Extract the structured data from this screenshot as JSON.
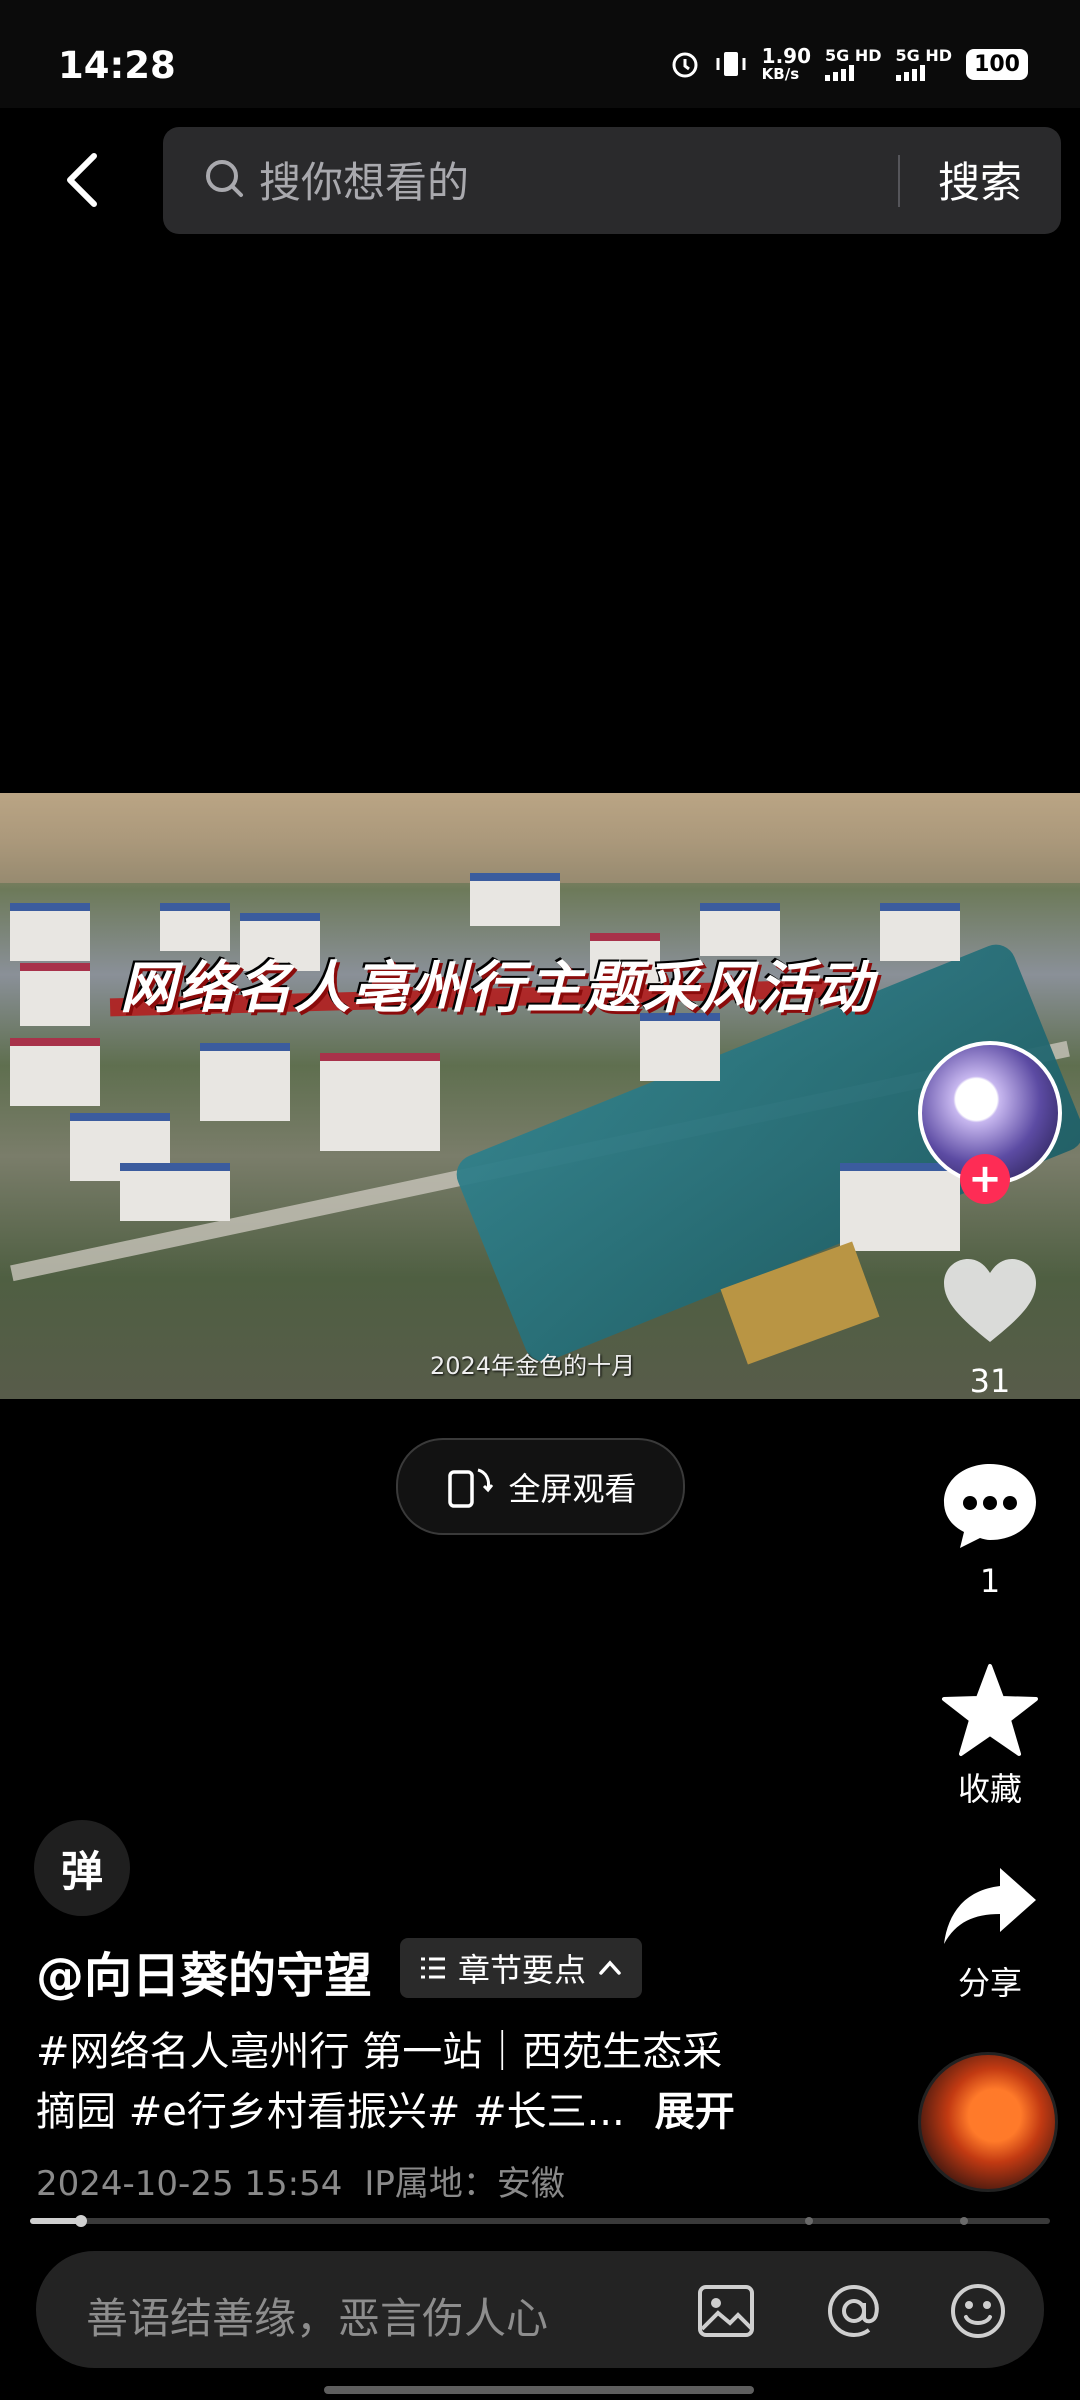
{
  "status_bar": {
    "time": "14:28",
    "net_speed_value": "1.90",
    "net_speed_unit": "KB/s",
    "sim1": "5G HD",
    "sim2": "5G HD",
    "battery": "100"
  },
  "search": {
    "placeholder": "搜你想看的",
    "button": "搜索"
  },
  "video": {
    "overlay_title": "网络名人亳州行主题采风活动",
    "subtitle": "2024年金色的十月"
  },
  "rail": {
    "like_count": "31",
    "comment_count": "1",
    "favorite_label": "收藏",
    "share_label": "分享",
    "follow_symbol": "+"
  },
  "fullscreen": {
    "label": "全屏观看"
  },
  "post": {
    "danmu_label": "弹",
    "author": "@向日葵的守望",
    "chapter_label": "章节要点",
    "desc_line1": "#网络名人亳州行 第一站｜西苑生态采",
    "desc_line2": "摘园 #e行乡村看振兴# #长三...",
    "expand_label": "展开",
    "datetime": "2024-10-25 15:54",
    "ip_location": "IP属地：安徽",
    "progress": 0.05
  },
  "comment_input": {
    "placeholder": "善语结善缘，恶言伤人心"
  },
  "colors": {
    "accent": "#fe2c55",
    "search_bg": "#2a2a2c"
  }
}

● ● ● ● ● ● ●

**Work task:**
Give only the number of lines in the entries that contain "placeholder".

**Task solution:**
2